Go through the listing below and list every line with "Passo".

▬▬▬

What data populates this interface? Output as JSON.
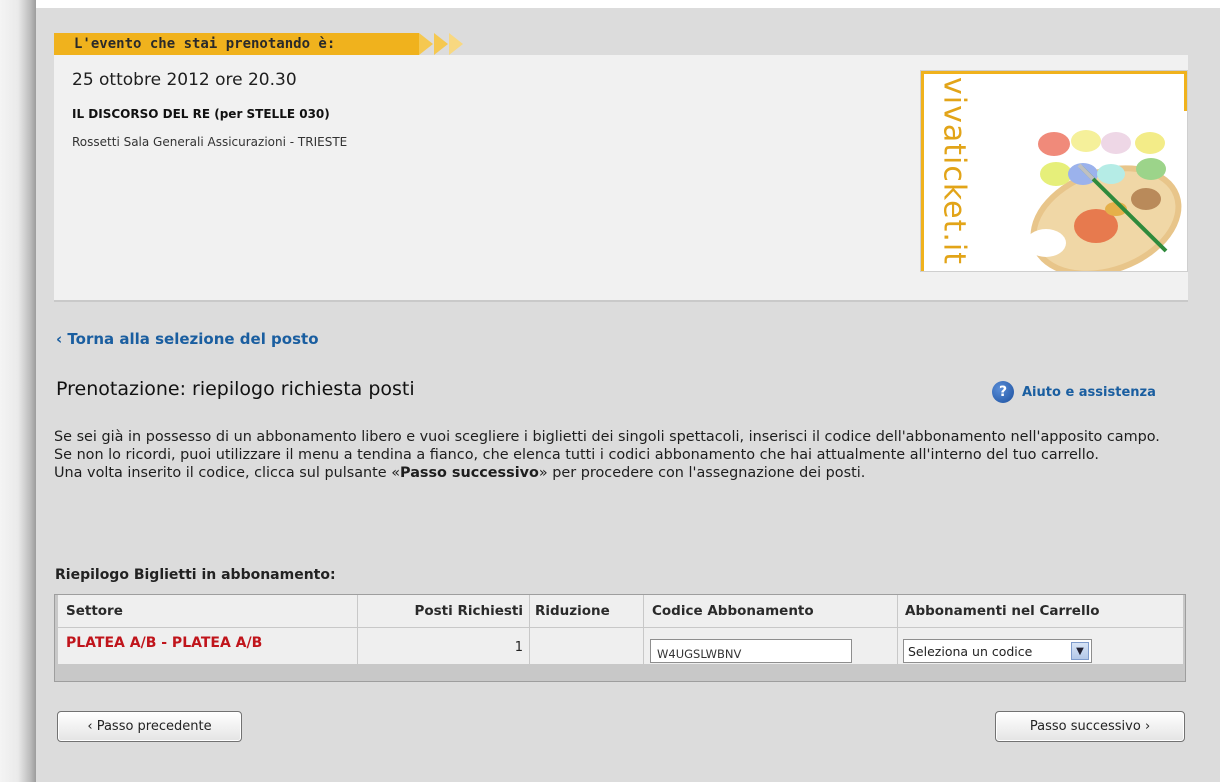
{
  "event": {
    "banner_label": "L'evento che stai prenotando è:",
    "date": "25 ottobre 2012 ore 20.30",
    "title": "IL DISCORSO DEL RE (per STELLE 030)",
    "venue": "Rossetti Sala Generali Assicurazioni - TRIESTE",
    "logo_text": "vivaticket.it"
  },
  "nav": {
    "back_link": "‹ Torna alla selezione del posto"
  },
  "page": {
    "title": "Prenotazione: riepilogo richiesta posti",
    "help_label": "Aiuto e assistenza",
    "help_icon_glyph": "?"
  },
  "description": {
    "line1": "Se sei già in possesso di un abbonamento libero e vuoi scegliere i biglietti dei singoli spettacoli, inserisci il codice dell'abbonamento nell'apposito campo.",
    "line2": "Se non lo ricordi, puoi utilizzare il menu a tendina a fianco, che elenca tutti i codici abbonamento che hai attualmente all'interno del tuo carrello.",
    "line3_pre": "Una volta inserito il codice, clicca sul pulsante «",
    "line3_bold": "Passo successivo",
    "line3_post": "» per procedere con l'assegnazione dei posti."
  },
  "summary": {
    "section_title": "Riepilogo Biglietti in abbonamento:",
    "columns": [
      "Settore",
      "Posti Richiesti",
      "Riduzione",
      "Codice Abbonamento",
      "Abbonamenti nel Carrello"
    ],
    "rows": [
      {
        "sector": "PLATEA A/B - PLATEA A/B",
        "seats": "1",
        "reduction": "",
        "code_value": "W4UGSLWBNV",
        "cart_select": "Seleziona un codice"
      }
    ]
  },
  "buttons": {
    "prev": "‹ Passo precedente",
    "next": "Passo successivo ›"
  },
  "colors": {
    "accent": "#f0b21d",
    "link": "#1a5ea0",
    "sector_red": "#c0141b"
  }
}
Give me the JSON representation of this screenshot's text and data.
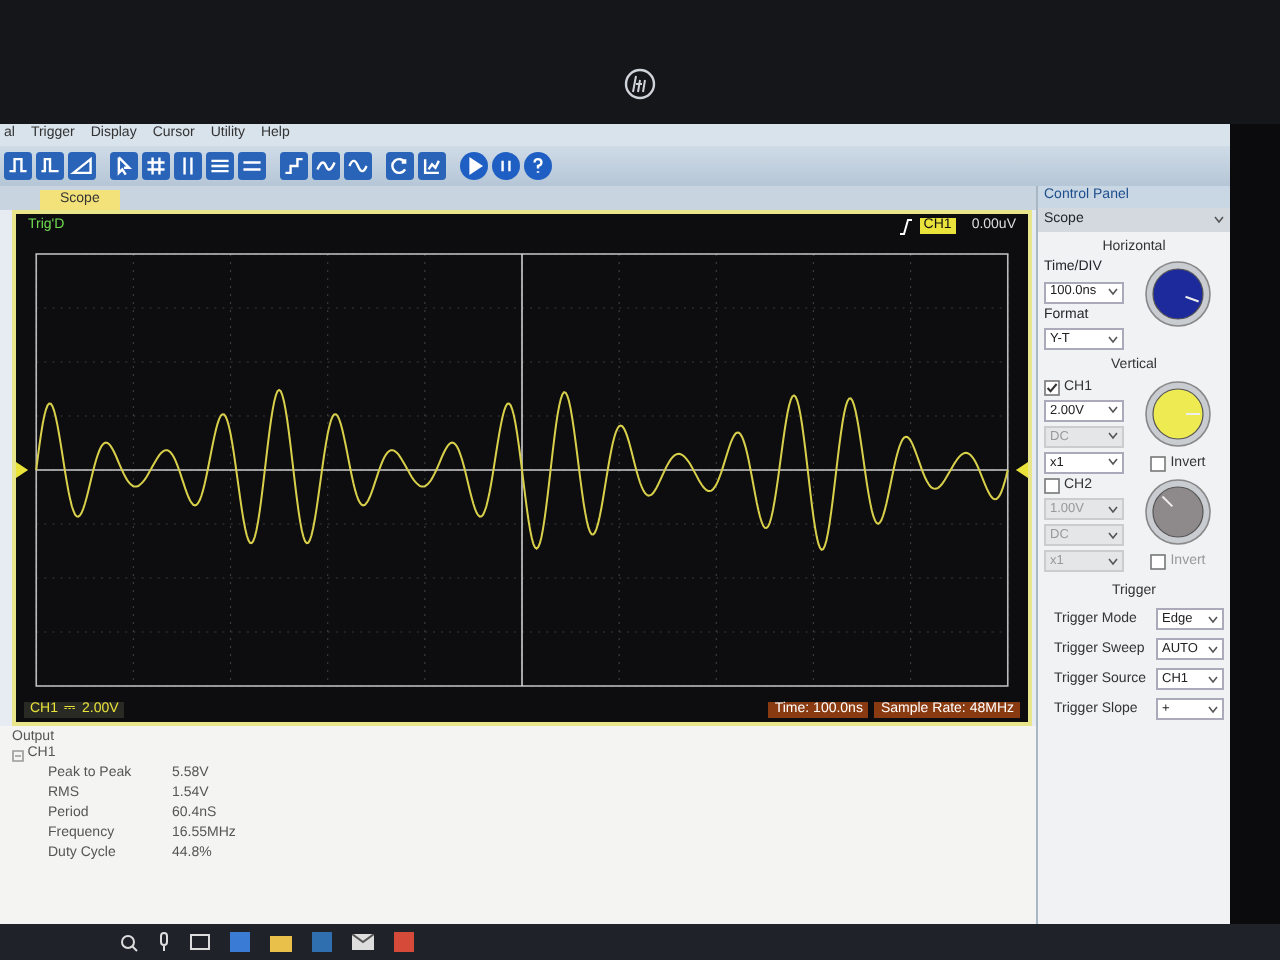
{
  "menu": [
    {
      "label": "al"
    },
    {
      "label": "Trigger"
    },
    {
      "label": "Display"
    },
    {
      "label": "Cursor"
    },
    {
      "label": "Utility"
    },
    {
      "label": "Help"
    }
  ],
  "tabs": [
    {
      "label": "Scope",
      "selected": true
    }
  ],
  "scope": {
    "status": "Trig'D",
    "trigger_channel": "CH1",
    "trigger_level": "0.00uV",
    "channel_label": "CH1",
    "coupling_symbol": "⎓",
    "channel_scale": "2.00V",
    "time": "Time: 100.0ns",
    "sample_rate": "Sample Rate: 48MHz"
  },
  "control_panel": {
    "title": "Control Panel",
    "view": "Scope",
    "horizontal": {
      "title": "Horizontal",
      "time_div_label": "Time/DIV",
      "time_div": "100.0ns",
      "format_label": "Format",
      "format": "Y-T"
    },
    "vertical": {
      "title": "Vertical",
      "channels": [
        {
          "label": "CH1",
          "checked": true,
          "scale": {
            "value": "2.00V",
            "disabled": false
          },
          "coupling": {
            "value": "DC",
            "disabled": true
          },
          "probe": {
            "value": "x1",
            "disabled": false
          },
          "invert": {
            "label": "Invert",
            "checked": false,
            "disabled": false
          }
        },
        {
          "label": "CH2",
          "checked": false,
          "scale": {
            "value": "1.00V",
            "disabled": true
          },
          "coupling": {
            "value": "DC",
            "disabled": true
          },
          "probe": {
            "value": "x1",
            "disabled": true
          },
          "invert": {
            "label": "Invert",
            "checked": false,
            "disabled": true
          }
        }
      ]
    },
    "trigger": {
      "title": "Trigger",
      "rows": [
        {
          "label": "Trigger Mode",
          "value": "Edge"
        },
        {
          "label": "Trigger Sweep",
          "value": "AUTO"
        },
        {
          "label": "Trigger Source",
          "value": "CH1"
        },
        {
          "label": "Trigger Slope",
          "value": "+"
        }
      ]
    }
  },
  "output": {
    "title": "Output",
    "tree": [
      {
        "label": "CH1",
        "expanded": true,
        "children": [
          {
            "label": "Peak to Peak",
            "value": "5.58V"
          },
          {
            "label": "RMS",
            "value": "1.54V"
          },
          {
            "label": "Period",
            "value": "60.4nS"
          },
          {
            "label": "Frequency",
            "value": "16.55MHz"
          },
          {
            "label": "Duty Cycle",
            "value": "44.8%"
          }
        ]
      }
    ]
  }
}
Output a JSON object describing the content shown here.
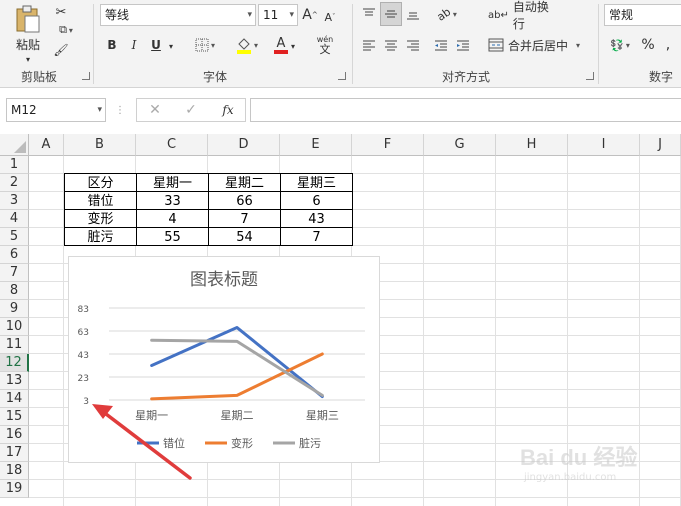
{
  "ribbon": {
    "clipboard": {
      "paste_label": "粘贴",
      "group_label": "剪贴板"
    },
    "font": {
      "font_name": "等线",
      "font_size": "11",
      "bold": "B",
      "italic": "I",
      "underline": "U",
      "font_color_letter": "A",
      "wen_label": "wén",
      "wen_char": "文",
      "group_label": "字体"
    },
    "alignment": {
      "wrap_text": "自动换行",
      "merge_center": "合并后居中",
      "group_label": "对齐方式"
    },
    "number": {
      "format": "常规",
      "percent": "%",
      "group_label": "数字"
    }
  },
  "formula_bar": {
    "name_box": "M12",
    "fx": "fx",
    "content": ""
  },
  "sheet": {
    "columns": [
      "A",
      "B",
      "C",
      "D",
      "E",
      "F",
      "G",
      "H",
      "I",
      "J"
    ],
    "rows": [
      "1",
      "2",
      "3",
      "4",
      "5",
      "6",
      "7",
      "8",
      "9",
      "10",
      "11",
      "12",
      "13",
      "14",
      "15",
      "16",
      "17",
      "18",
      "19"
    ],
    "selected_row": "12",
    "table": {
      "header": [
        "区分",
        "星期一",
        "星期二",
        "星期三"
      ],
      "rows": [
        [
          "错位",
          "33",
          "66",
          "6"
        ],
        [
          "变形",
          "4",
          "7",
          "43"
        ],
        [
          "脏污",
          "55",
          "54",
          "7"
        ]
      ]
    }
  },
  "chart_data": {
    "type": "line",
    "title": "图表标题",
    "categories": [
      "星期一",
      "星期二",
      "星期三"
    ],
    "ytick_labels": [
      "83",
      "63",
      "43",
      "23",
      "3"
    ],
    "ylim": [
      3,
      83
    ],
    "grid": true,
    "legend_position": "bottom",
    "series": [
      {
        "name": "错位",
        "values": [
          33,
          66,
          6
        ],
        "color": "#4472c4"
      },
      {
        "name": "变形",
        "values": [
          4,
          7,
          43
        ],
        "color": "#ed7d31"
      },
      {
        "name": "脏污",
        "values": [
          55,
          54,
          7
        ],
        "color": "#a5a5a5"
      }
    ]
  },
  "annotation": {
    "arrow_color": "#e03c3c"
  },
  "watermark": {
    "brand": "Bai du 经验",
    "url": "jingyan.baidu.com"
  }
}
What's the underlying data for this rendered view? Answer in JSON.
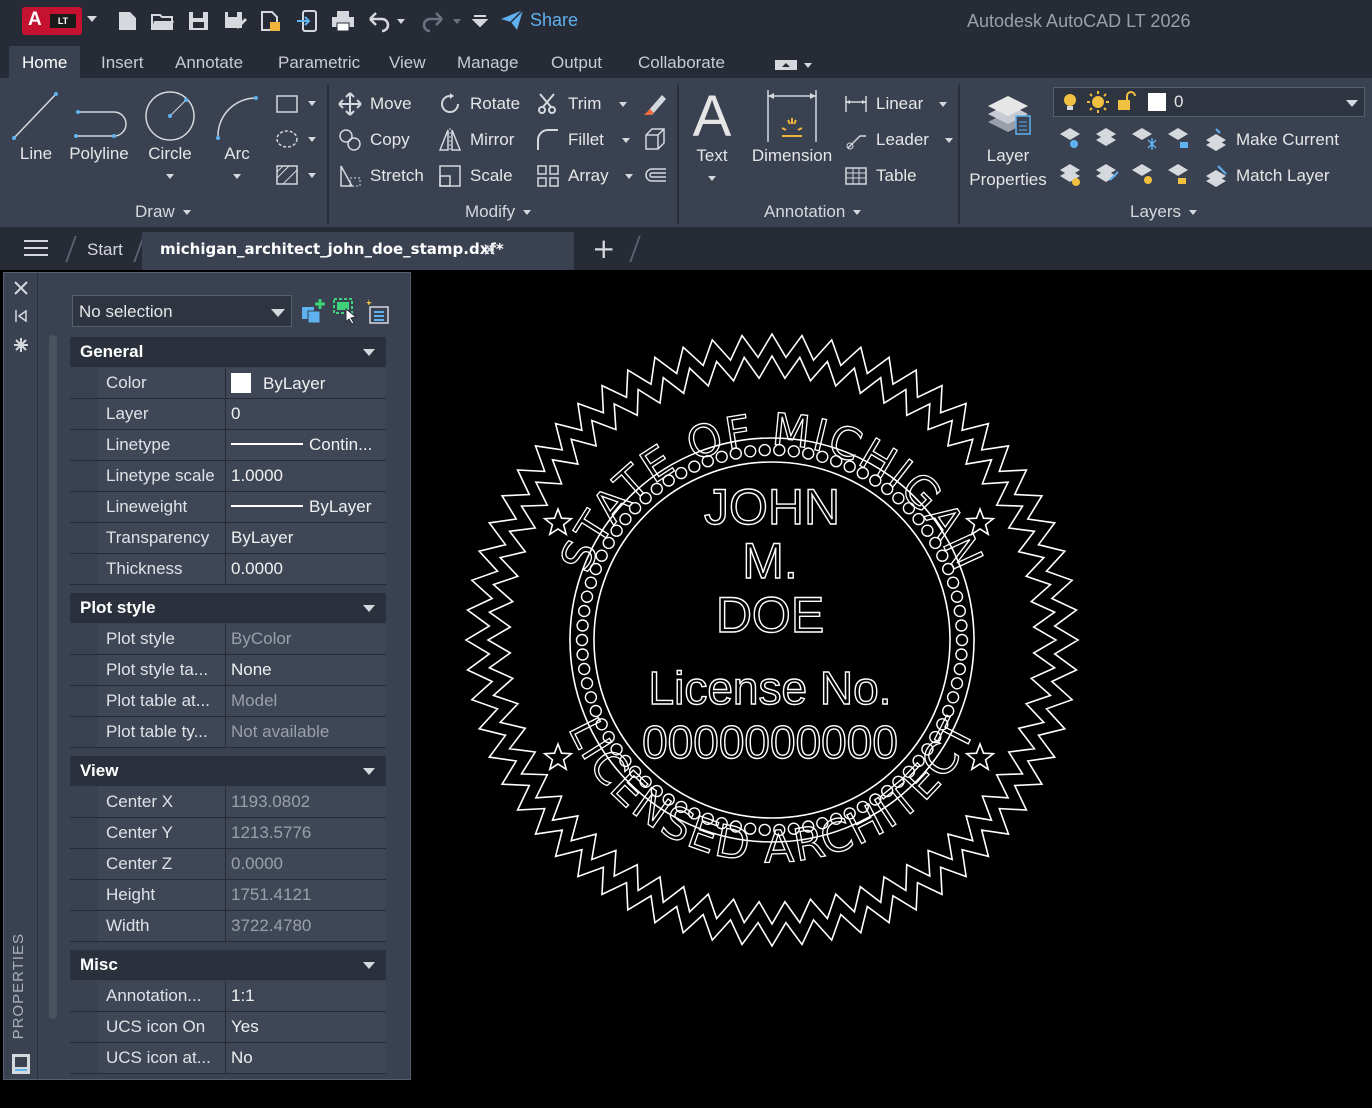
{
  "app": {
    "title": "Autodesk AutoCAD LT 2026",
    "logo_letter": "A",
    "logo_badge": "LT",
    "share_label": "Share"
  },
  "ribbon": {
    "tabs": [
      "Home",
      "Insert",
      "Annotate",
      "Parametric",
      "View",
      "Manage",
      "Output",
      "Collaborate"
    ],
    "active_tab": "Home",
    "draw": {
      "title": "Draw",
      "line": "Line",
      "polyline": "Polyline",
      "circle": "Circle",
      "arc": "Arc"
    },
    "modify": {
      "title": "Modify",
      "move": "Move",
      "rotate": "Rotate",
      "trim": "Trim",
      "copy": "Copy",
      "mirror": "Mirror",
      "fillet": "Fillet",
      "stretch": "Stretch",
      "scale": "Scale",
      "array": "Array"
    },
    "annotation": {
      "title": "Annotation",
      "text": "Text",
      "dimension": "Dimension",
      "linear": "Linear",
      "leader": "Leader",
      "table": "Table"
    },
    "layers": {
      "title": "Layers",
      "layer_properties_1": "Layer",
      "layer_properties_2": "Properties",
      "current_layer": "0",
      "make_current": "Make Current",
      "match_layer": "Match Layer"
    }
  },
  "filetabs": {
    "start": "Start",
    "active_file": "michigan_architect_john_doe_stamp.dxf*"
  },
  "properties": {
    "palette_title": "PROPERTIES",
    "selection": "No selection",
    "sections": {
      "general": {
        "title": "General",
        "rows": [
          {
            "name": "Color",
            "value": "ByLayer"
          },
          {
            "name": "Layer",
            "value": "0"
          },
          {
            "name": "Linetype",
            "value": "Contin..."
          },
          {
            "name": "Linetype scale",
            "value": "1.0000"
          },
          {
            "name": "Lineweight",
            "value": "ByLayer"
          },
          {
            "name": "Transparency",
            "value": "ByLayer"
          },
          {
            "name": "Thickness",
            "value": "0.0000"
          }
        ]
      },
      "plot_style": {
        "title": "Plot style",
        "rows": [
          {
            "name": "Plot style",
            "value": "ByColor"
          },
          {
            "name": "Plot style ta...",
            "value": "None"
          },
          {
            "name": "Plot table at...",
            "value": "Model"
          },
          {
            "name": "Plot table ty...",
            "value": "Not available"
          }
        ]
      },
      "view": {
        "title": "View",
        "rows": [
          {
            "name": "Center X",
            "value": "1193.0802"
          },
          {
            "name": "Center Y",
            "value": "1213.5776"
          },
          {
            "name": "Center Z",
            "value": "0.0000"
          },
          {
            "name": "Height",
            "value": "1751.4121"
          },
          {
            "name": "Width",
            "value": "3722.4780"
          }
        ]
      },
      "misc": {
        "title": "Misc",
        "rows": [
          {
            "name": "Annotation...",
            "value": "1:1"
          },
          {
            "name": "UCS icon On",
            "value": "Yes"
          },
          {
            "name": "UCS icon at...",
            "value": "No"
          }
        ]
      }
    }
  },
  "drawing": {
    "top_arc_text": "STATE OF MICHIGAN",
    "bottom_arc_text": "LICENSED ARCHITECT",
    "first_name": "JOHN",
    "middle_initial": "M.",
    "last_name": "DOE",
    "license_label": "License No.",
    "license_number": "0000000000"
  },
  "colors": {
    "chrome_dark": "#262b36",
    "ribbon": "#3a4150",
    "canvas": "#000000",
    "accent_share": "#5fb1f0",
    "logo_red": "#c41230"
  }
}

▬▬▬

Reply:
    "line3_bold": "Passo successivo",
    "prev": "‹ Passo precedente",
    "next": "Passo successivo ›"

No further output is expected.